WHAT YOU WILL DO:
From the listing below, pull out every line where the string "Reset" appears.

ENTRIES PROVIDED:
[Start of section]

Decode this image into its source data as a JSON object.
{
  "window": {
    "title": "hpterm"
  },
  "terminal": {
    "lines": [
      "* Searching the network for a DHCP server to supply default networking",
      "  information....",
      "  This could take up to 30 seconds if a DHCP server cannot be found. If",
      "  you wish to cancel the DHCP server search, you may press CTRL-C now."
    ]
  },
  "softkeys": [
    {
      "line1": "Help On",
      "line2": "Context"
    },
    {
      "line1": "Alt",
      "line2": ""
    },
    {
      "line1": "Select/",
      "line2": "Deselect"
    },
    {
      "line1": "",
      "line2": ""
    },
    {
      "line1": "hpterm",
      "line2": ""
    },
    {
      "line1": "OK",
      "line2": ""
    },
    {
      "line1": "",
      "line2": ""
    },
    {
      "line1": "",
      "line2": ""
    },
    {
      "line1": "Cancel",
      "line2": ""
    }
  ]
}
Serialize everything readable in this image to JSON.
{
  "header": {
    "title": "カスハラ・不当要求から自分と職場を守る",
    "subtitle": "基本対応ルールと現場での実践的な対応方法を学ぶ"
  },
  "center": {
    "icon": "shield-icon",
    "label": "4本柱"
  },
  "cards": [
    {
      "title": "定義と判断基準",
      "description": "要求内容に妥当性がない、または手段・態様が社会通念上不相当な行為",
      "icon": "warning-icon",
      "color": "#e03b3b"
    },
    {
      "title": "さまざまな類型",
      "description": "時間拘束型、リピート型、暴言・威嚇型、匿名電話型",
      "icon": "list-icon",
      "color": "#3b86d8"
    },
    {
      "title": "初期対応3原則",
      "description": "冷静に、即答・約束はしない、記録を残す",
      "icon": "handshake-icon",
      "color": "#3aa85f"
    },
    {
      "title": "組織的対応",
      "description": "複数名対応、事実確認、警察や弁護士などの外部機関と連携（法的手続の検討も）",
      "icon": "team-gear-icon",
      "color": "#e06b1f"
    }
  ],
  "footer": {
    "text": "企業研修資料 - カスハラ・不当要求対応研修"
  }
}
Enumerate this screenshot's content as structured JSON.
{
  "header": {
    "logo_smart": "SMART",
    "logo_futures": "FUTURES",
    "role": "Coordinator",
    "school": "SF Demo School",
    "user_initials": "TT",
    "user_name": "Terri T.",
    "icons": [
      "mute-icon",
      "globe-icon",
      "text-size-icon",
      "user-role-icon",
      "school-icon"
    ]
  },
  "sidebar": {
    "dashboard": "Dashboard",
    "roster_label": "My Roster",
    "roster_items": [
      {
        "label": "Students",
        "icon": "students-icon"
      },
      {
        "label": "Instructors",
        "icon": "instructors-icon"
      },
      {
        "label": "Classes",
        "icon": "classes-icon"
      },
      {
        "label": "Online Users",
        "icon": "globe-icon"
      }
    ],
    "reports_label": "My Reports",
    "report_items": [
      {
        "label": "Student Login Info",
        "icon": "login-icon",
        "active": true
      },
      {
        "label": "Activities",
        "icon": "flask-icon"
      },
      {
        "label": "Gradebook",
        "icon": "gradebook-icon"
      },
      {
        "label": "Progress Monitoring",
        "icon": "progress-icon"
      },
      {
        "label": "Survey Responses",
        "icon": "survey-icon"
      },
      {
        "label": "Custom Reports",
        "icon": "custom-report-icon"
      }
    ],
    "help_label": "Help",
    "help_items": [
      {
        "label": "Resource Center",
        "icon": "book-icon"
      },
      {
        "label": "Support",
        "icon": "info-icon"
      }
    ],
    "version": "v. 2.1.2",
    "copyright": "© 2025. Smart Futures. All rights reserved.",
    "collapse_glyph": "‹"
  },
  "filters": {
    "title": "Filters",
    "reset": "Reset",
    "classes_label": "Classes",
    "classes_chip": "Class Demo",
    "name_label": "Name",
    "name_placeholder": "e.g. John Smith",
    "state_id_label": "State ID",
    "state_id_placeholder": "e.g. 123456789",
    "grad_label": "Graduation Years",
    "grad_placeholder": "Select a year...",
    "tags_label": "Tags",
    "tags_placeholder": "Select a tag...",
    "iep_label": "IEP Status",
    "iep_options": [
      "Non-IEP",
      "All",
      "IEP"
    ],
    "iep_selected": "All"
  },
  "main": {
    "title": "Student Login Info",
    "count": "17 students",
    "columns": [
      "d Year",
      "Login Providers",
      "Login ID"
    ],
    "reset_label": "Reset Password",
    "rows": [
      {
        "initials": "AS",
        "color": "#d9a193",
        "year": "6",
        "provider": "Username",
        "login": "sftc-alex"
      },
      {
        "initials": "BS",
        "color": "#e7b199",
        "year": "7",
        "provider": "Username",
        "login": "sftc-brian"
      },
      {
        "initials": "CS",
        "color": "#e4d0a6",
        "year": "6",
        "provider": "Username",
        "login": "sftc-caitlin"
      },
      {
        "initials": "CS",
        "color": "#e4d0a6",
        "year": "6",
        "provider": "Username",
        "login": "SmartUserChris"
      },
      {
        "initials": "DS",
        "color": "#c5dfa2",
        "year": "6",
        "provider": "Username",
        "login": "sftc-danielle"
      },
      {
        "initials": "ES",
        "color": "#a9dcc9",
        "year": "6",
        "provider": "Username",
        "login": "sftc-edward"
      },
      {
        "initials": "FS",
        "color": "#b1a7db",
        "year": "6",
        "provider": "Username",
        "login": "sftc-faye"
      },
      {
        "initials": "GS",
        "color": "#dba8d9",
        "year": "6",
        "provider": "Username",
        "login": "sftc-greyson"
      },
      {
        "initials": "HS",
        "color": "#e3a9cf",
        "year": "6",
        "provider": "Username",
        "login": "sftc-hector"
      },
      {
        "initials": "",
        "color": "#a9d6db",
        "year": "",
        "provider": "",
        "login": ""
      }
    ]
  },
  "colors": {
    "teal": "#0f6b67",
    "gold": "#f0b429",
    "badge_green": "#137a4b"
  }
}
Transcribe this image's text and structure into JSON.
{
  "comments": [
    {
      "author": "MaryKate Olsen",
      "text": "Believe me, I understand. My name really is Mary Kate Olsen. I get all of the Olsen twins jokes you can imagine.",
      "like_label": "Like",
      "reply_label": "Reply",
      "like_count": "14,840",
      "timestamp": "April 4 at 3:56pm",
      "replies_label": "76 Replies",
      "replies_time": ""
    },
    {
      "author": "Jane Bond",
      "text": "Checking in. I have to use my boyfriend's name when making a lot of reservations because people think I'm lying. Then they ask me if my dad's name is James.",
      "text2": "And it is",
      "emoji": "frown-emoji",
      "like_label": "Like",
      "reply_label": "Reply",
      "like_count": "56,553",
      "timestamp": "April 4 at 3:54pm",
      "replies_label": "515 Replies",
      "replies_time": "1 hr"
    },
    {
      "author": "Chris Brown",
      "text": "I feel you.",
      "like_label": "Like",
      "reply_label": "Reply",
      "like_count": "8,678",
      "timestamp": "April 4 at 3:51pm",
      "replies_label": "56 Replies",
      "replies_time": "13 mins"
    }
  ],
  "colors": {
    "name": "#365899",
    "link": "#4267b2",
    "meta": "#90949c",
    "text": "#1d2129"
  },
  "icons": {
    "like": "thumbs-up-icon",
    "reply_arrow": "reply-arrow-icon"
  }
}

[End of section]

YOUR SOLUTION:
    "reset": "Reset",
    "reset_label": "Reset Password",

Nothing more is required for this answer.